=== Begin Enclosure ===
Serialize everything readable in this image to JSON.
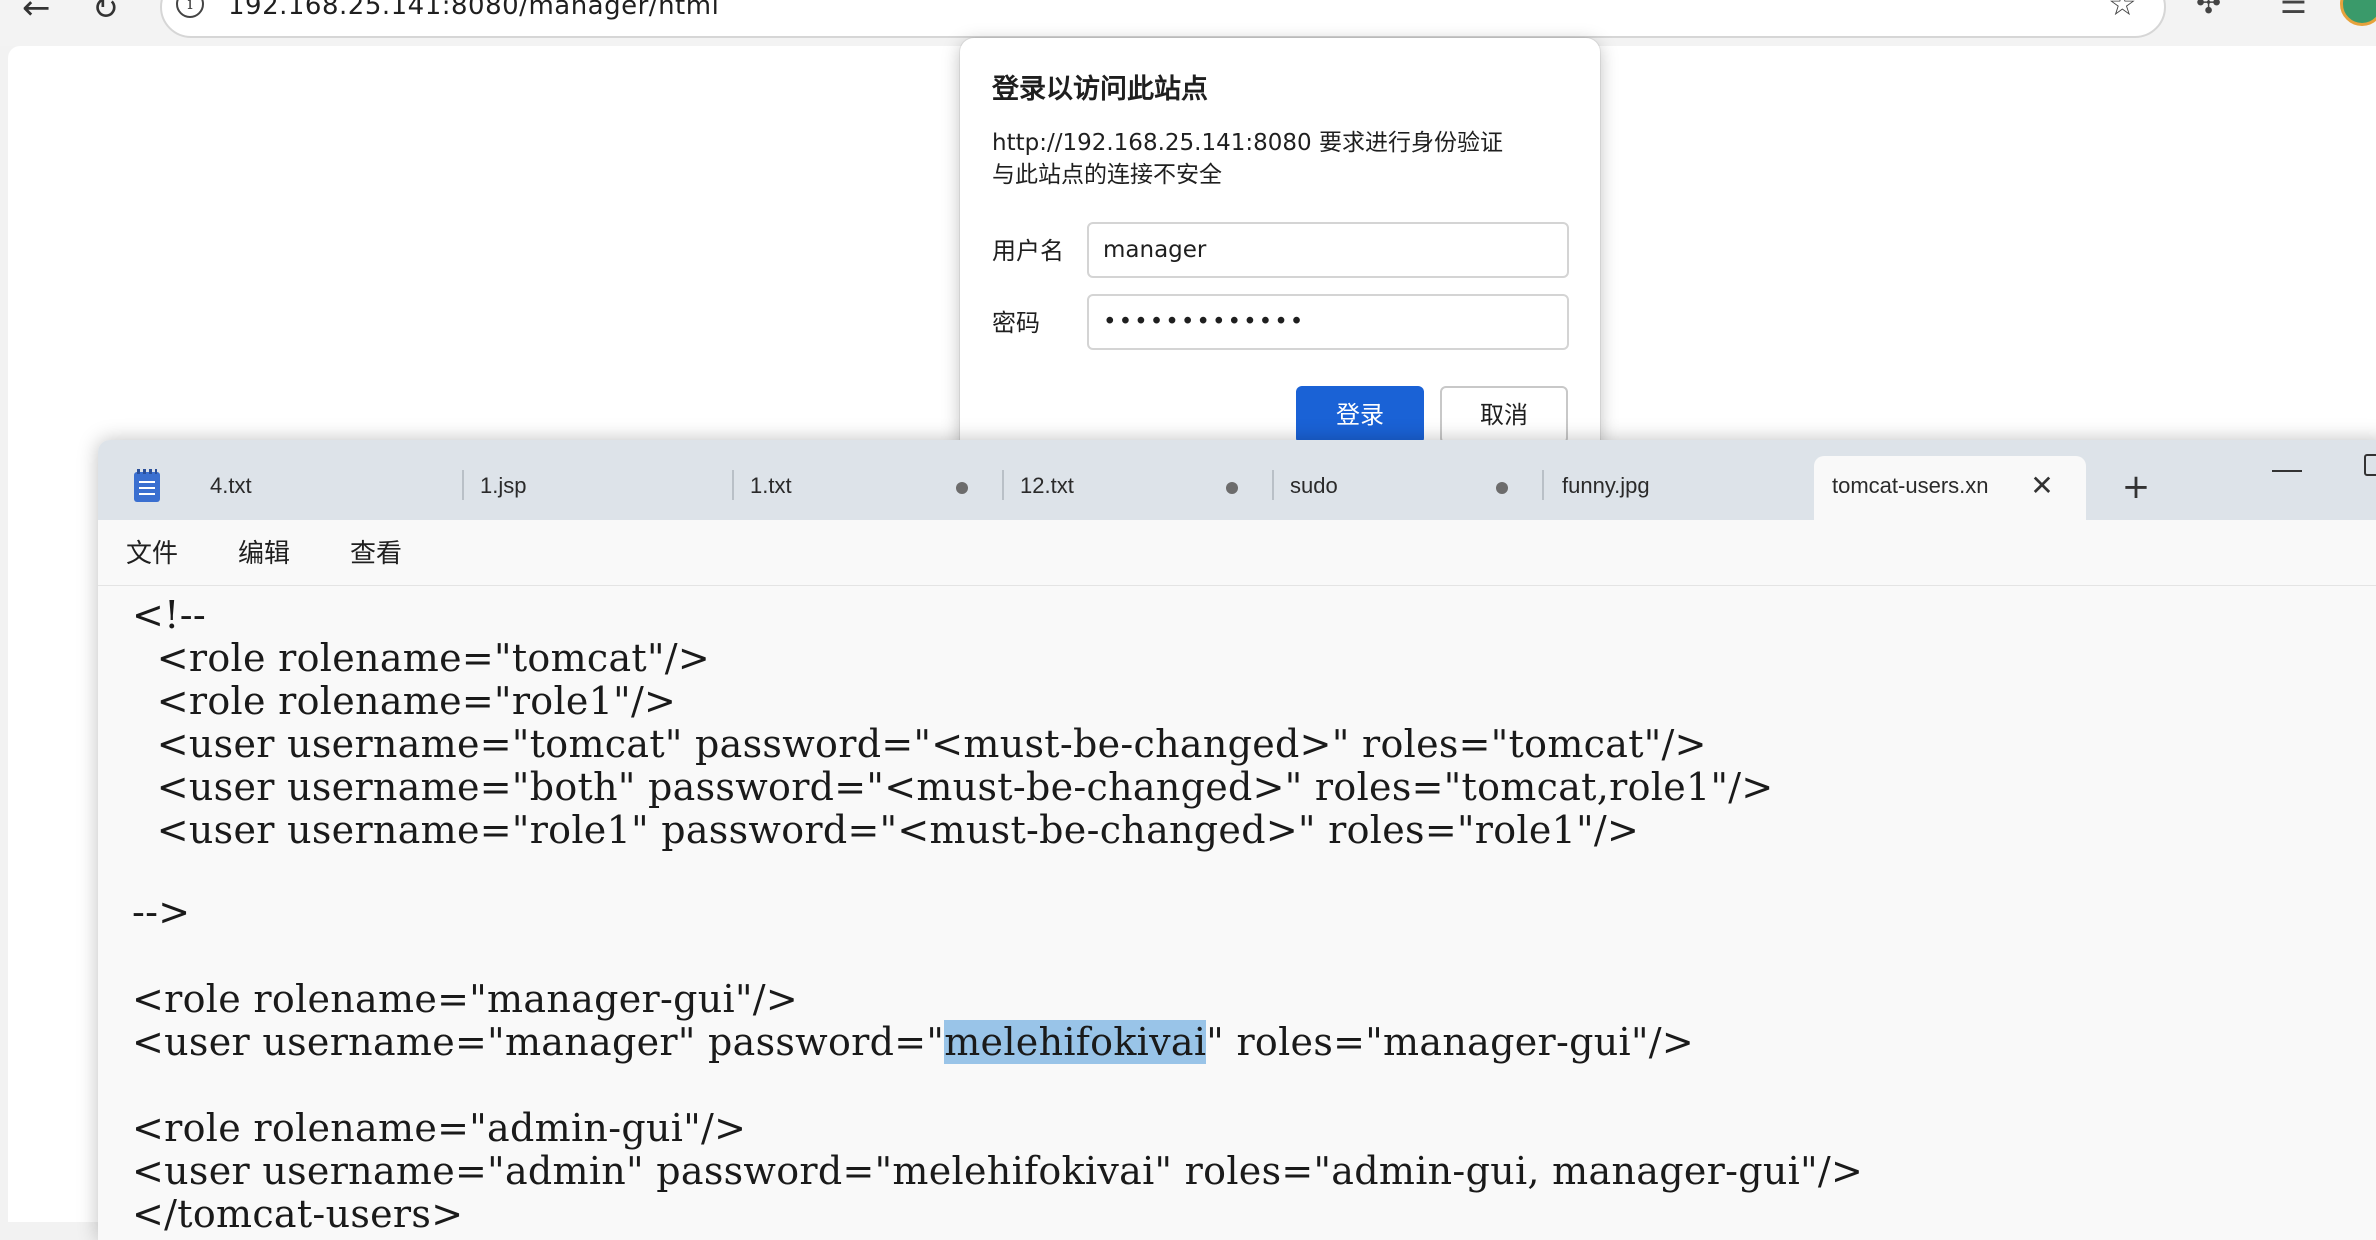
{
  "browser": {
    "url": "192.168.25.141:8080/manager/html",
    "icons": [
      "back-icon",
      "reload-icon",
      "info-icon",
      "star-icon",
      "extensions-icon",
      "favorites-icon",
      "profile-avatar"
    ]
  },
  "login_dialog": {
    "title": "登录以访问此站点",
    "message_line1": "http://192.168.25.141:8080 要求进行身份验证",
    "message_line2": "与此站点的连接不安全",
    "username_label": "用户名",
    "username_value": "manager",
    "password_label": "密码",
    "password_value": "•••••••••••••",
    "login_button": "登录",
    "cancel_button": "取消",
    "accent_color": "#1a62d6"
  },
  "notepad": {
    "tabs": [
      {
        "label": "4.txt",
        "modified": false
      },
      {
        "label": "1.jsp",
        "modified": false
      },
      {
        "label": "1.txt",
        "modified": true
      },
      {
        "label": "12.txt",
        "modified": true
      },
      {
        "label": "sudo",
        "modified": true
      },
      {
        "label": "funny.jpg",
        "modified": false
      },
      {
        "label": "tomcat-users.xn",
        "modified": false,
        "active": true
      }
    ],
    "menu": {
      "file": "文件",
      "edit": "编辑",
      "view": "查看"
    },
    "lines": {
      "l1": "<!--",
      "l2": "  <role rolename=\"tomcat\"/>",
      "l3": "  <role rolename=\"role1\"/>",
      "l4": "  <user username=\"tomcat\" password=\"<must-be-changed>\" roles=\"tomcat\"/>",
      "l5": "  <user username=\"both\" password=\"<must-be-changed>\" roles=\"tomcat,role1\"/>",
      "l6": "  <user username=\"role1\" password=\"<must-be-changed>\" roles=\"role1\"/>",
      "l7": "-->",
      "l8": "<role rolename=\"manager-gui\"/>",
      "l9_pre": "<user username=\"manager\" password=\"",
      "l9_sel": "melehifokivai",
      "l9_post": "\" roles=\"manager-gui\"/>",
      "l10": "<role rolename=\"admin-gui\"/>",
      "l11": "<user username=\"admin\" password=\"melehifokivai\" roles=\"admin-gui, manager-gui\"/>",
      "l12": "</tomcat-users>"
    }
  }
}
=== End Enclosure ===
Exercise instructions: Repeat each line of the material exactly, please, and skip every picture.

Solution below:
Serialize everything readable in this image to JSON.
{
  "browser": {
    "url": "192.168.25.141:8080/manager/html",
    "icons": [
      "back-icon",
      "reload-icon",
      "info-icon",
      "star-icon",
      "extensions-icon",
      "favorites-icon",
      "profile-avatar"
    ]
  },
  "login_dialog": {
    "title": "登录以访问此站点",
    "message_line1": "http://192.168.25.141:8080 要求进行身份验证",
    "message_line2": "与此站点的连接不安全",
    "username_label": "用户名",
    "username_value": "manager",
    "password_label": "密码",
    "password_value": "•••••••••••••",
    "login_button": "登录",
    "cancel_button": "取消",
    "accent_color": "#1a62d6"
  },
  "notepad": {
    "tabs": [
      {
        "label": "4.txt",
        "modified": false
      },
      {
        "label": "1.jsp",
        "modified": false
      },
      {
        "label": "1.txt",
        "modified": true
      },
      {
        "label": "12.txt",
        "modified": true
      },
      {
        "label": "sudo",
        "modified": true
      },
      {
        "label": "funny.jpg",
        "modified": false
      },
      {
        "label": "tomcat-users.xn",
        "modified": false,
        "active": true
      }
    ],
    "menu": {
      "file": "文件",
      "edit": "编辑",
      "view": "查看"
    },
    "lines": {
      "l1": "<!--",
      "l2": "  <role rolename=\"tomcat\"/>",
      "l3": "  <role rolename=\"role1\"/>",
      "l4": "  <user username=\"tomcat\" password=\"<must-be-changed>\" roles=\"tomcat\"/>",
      "l5": "  <user username=\"both\" password=\"<must-be-changed>\" roles=\"tomcat,role1\"/>",
      "l6": "  <user username=\"role1\" password=\"<must-be-changed>\" roles=\"role1\"/>",
      "l7": "-->",
      "l8": "<role rolename=\"manager-gui\"/>",
      "l9_pre": "<user username=\"manager\" password=\"",
      "l9_sel": "melehifokivai",
      "l9_post": "\" roles=\"manager-gui\"/>",
      "l10": "<role rolename=\"admin-gui\"/>",
      "l11": "<user username=\"admin\" password=\"melehifokivai\" roles=\"admin-gui, manager-gui\"/>",
      "l12": "</tomcat-users>"
    }
  }
}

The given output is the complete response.